The structure of a federal program that provides monthly subsidies to promote the adoptions of children in foster care may actually be delaying some adoptions, according to a new study by economist Kasey Buckles.

The Adoption Assistance and Child Welfare Act (AACWA), passed in 1980, provides an average of $670 per month for , while receive an average of $571 per month. “Special needs” refers to foster children who may be harder to place in permanent adoptive homes because of age, race, or mental or physical disability.

Forthcoming in the Journal of Human Resources, Buckles’ study shows that the number of adoptions increases when children become eligible for an adoption subsidy, and most of the increase is from adoptions by foster parents. However, the age of subsidy eligibility for children varies by state since states can choose how they define a special needs child. As a result, children in some states become subsidy eligible at age 2, while others are not eligible until age 12.

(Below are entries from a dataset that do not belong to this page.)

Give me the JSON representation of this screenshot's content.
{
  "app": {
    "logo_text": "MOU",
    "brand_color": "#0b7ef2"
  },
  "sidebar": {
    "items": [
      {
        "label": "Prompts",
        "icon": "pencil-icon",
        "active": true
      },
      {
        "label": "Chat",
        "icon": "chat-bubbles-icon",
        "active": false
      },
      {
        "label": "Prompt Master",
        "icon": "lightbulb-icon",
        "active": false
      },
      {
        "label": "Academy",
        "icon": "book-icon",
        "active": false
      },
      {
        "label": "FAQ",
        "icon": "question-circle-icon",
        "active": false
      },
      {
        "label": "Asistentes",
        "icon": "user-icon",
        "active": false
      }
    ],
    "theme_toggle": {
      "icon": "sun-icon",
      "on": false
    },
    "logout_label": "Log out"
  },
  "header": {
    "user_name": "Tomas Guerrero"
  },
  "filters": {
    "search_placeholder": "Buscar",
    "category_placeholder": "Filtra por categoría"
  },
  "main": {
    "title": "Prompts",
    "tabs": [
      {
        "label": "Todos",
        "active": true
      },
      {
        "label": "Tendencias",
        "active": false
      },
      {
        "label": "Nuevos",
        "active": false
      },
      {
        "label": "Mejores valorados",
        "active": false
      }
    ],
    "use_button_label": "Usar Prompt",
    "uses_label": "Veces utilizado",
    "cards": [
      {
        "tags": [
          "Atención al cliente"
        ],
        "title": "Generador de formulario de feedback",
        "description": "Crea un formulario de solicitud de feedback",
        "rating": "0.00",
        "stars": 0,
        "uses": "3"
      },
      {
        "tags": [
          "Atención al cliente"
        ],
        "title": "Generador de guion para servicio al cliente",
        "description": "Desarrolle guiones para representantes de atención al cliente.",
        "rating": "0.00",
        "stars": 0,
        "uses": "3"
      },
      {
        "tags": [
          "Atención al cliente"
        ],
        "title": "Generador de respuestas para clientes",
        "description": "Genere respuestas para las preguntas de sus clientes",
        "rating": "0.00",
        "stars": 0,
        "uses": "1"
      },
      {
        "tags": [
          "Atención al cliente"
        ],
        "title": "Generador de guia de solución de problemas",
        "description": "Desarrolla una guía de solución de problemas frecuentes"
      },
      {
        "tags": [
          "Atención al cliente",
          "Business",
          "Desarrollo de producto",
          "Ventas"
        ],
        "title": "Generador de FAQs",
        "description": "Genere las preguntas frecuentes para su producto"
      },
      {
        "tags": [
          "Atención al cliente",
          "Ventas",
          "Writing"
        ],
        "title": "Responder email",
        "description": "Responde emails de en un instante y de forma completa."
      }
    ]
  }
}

“A foster parent who adopts a child who is not yet eligible for the adoption subsidy forfeits $670 per month, on average. This creates an incentive for foster parents to wait until their is eligible by age to formally adopt.”

The vast majority of foster children come from disadvantaged backgrounds, and formalized adoption can have an emotionally stabilizing effect on these children.

“If the foster parents who are waiting to adopt could be granted an adoption subsidy sooner, the child could be moved into a stable adoptive relationship more quickly. This would have the added benefit of saving money, since are always less than what the state spends to support a child in foster care.”

Source

University of Notre Dame